There are a number of other people beside you, shifting from one foot to the other, trying to stay warm.  A few people are chatting quietly, plumes of white billowing out in the cold morning air, but mostly everyone is pretty quiet. You feel a bit tense, and sense the same in those around you.  At 11 a.m. the door opens and you shuffle into a lobby with everyone else and begin to form two lines.  You’re eyes have to adjust for a few seconds, and you have to wipe the fog off your glasses.  You get into the line with the people who have not phoned prior to coming. You’re going to have to wait a little bit longer now.  You feel in your pocket for your wallet, wondering what kind of ID you are going to need to show.

You are at a food bank, you’re warming up a bit, but who are you exactly? (more…)

Link2Feed And The Technology of Food Assistance

February 25, 2015
Photo via Flickr

Photo via Flickr

Imagine you are sitting in a boat, going down a river. It’s a fairly wide river, it’s a nice day, you’re enjoying yourself.

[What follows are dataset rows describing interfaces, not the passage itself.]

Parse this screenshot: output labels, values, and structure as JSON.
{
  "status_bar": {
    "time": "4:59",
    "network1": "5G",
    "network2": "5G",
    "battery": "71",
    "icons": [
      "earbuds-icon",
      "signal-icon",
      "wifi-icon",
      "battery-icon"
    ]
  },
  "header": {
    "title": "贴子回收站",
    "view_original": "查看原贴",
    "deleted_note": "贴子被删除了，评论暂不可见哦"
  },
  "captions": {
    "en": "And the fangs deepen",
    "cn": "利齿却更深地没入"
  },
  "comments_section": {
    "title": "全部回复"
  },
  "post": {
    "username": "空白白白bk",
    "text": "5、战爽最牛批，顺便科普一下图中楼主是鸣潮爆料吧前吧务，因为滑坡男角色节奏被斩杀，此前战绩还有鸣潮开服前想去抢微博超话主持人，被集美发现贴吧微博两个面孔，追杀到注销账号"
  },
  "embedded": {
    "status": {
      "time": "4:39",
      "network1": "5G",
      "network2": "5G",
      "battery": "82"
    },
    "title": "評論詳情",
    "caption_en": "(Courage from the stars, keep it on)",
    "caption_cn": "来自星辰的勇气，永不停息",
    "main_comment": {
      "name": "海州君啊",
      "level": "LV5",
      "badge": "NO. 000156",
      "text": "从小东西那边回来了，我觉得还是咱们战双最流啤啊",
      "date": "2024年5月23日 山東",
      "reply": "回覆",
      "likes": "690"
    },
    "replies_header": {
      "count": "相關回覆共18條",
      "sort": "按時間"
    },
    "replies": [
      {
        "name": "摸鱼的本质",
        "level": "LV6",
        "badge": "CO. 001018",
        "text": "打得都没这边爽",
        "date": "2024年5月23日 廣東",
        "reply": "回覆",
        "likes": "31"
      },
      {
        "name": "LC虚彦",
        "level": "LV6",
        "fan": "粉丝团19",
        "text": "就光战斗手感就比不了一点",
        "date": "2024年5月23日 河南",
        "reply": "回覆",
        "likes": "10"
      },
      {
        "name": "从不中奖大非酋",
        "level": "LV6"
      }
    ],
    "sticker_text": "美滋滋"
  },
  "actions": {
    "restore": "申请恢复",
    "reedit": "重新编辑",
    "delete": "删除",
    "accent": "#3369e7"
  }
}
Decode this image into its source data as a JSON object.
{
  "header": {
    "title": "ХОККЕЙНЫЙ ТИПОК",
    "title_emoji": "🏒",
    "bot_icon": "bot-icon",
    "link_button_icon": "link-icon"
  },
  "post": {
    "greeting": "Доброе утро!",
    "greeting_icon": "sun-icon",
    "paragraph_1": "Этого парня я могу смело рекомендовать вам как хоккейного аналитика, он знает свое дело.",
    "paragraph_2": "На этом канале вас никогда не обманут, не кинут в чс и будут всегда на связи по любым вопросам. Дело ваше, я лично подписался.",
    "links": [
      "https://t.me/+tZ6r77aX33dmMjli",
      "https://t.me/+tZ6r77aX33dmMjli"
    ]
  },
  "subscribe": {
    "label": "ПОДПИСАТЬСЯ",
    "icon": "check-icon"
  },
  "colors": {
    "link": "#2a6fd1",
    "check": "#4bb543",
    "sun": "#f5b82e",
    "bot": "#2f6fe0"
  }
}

Suddenly, there is a loud thump under your feet. The boat shakes and you land in the bottom of the boat. You weren’t paying attention to what was happening, you were lost in a daydream, enjoying the moment. But now, you’re confused and covered in water, because all of a sudden there is a hole in the bottom of the boat and you are taking on water. A lot of water.

What do you do? (more…)

Charity, Solidarity, and the Holiday Season, part one

January 30, 2015

Today’s post is the first of three reflections on giving, the holidays, and the work that we do at House of Friendship. In this post I discuss how generous folks can support us doing our work today while also supporting our longer term vision of a community where all can belong and thrive: a community where nobody needs to use food banks. Part two in this series is a guest post, a meditation on being caught in the middle of donors and patrons. 

House of Friendship’s 12 Days for Good campaign is over and our annual Potato Blitz is well under way. Our 12 local “Do-Gooders” have shared their stories, and we hope you have been inspired by their hard work to ‘do good’ in 2015—so far 457 folks have signed on to do good this year. In a way, then, 12 Days for Good is still going.

I know that many people, especially during the holiday season, want to “do good.” But how? If they’re anything like me, this is when things get complicated, when wondering about the ‘how’ turns into basic existential worrying that becomes, sometimes, paralyzing.

Walking in solidarity

At House of Friendship we talk regularly about “walking with” members of our community so that all can “belong and thrive.” This idea excites me because it implies solidarity. “Solidarity is not the same as support,” says feminist writer bell hooks. “To experience solidarity, we must have a community of interests, shared beliefs and goals around which to unite, to build Sisterhood.” On the other hand, “Support can be occasional. It can be given and just as easily withdrawn. Solidarity requires sustained, ongoing commitment.” (more…)